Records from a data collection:
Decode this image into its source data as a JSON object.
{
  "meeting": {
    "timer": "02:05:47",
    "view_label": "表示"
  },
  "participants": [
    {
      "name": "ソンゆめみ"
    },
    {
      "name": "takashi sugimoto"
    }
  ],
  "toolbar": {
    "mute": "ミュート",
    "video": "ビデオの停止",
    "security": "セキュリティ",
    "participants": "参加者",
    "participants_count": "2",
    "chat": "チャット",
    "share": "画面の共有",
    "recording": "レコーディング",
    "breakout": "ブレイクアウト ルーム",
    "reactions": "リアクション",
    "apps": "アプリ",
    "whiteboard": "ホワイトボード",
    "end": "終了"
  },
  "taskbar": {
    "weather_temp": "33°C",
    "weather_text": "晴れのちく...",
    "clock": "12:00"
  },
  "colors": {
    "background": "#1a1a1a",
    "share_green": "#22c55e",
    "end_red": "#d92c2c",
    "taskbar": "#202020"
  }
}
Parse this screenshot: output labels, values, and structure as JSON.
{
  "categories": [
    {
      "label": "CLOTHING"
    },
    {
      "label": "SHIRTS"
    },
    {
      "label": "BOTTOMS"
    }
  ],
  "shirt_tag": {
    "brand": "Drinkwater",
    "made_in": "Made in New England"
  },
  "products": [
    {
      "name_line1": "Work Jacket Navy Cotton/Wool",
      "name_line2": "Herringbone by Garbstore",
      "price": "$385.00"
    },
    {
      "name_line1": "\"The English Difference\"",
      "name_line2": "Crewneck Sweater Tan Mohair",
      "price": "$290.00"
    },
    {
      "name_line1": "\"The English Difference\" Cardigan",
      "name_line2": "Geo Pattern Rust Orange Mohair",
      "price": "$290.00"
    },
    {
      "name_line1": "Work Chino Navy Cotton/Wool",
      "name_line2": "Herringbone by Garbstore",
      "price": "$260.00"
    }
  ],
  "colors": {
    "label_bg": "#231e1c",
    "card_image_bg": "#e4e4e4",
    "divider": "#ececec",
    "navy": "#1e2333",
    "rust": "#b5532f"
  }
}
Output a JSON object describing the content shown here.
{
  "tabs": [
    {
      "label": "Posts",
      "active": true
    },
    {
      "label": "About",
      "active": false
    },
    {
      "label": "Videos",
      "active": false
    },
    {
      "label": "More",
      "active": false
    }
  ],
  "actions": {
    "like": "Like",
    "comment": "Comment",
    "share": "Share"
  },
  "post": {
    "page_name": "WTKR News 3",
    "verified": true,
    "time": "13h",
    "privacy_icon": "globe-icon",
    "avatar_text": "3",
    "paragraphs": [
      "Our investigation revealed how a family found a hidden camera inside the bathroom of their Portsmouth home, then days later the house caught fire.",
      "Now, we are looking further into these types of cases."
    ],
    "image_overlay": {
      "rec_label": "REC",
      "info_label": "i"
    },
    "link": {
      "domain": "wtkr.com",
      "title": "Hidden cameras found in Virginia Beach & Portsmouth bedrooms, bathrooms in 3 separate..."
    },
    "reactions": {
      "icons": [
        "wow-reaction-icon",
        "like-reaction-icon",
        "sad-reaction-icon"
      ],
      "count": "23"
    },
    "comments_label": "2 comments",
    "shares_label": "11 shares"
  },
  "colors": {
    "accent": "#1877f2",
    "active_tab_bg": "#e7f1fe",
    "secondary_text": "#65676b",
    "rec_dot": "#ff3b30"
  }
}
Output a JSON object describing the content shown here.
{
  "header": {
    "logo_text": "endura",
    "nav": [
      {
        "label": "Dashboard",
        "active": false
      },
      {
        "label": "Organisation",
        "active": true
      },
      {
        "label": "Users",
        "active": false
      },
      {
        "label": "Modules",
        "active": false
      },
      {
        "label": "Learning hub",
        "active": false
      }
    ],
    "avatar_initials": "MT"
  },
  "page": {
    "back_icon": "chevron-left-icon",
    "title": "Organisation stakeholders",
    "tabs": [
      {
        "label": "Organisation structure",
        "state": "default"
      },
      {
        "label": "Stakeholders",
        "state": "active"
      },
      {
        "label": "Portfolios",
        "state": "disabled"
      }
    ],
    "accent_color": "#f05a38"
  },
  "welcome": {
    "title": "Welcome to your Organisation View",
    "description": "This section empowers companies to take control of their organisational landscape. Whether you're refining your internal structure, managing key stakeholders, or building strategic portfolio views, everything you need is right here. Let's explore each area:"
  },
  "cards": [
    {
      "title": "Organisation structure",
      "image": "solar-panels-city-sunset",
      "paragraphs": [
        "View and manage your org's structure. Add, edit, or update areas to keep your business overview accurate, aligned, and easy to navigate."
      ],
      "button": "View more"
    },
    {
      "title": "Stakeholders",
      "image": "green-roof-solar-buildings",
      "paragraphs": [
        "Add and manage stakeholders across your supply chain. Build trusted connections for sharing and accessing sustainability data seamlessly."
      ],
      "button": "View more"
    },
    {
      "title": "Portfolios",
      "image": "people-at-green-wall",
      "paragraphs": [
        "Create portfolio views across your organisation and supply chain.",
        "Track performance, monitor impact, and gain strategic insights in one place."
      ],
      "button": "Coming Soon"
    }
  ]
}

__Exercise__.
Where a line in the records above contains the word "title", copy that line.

__Written response__.
      "title": "Hidden cameras found in Virginia Beach & Portsmouth bedrooms, bathrooms in 3 separate..."
    "title": "Organisation stakeholders",
    "title": "Welcome to your Organisation View",
      "title": "Organisation structure",
      "title": "Stakeholders",
      "title": "Portfolios",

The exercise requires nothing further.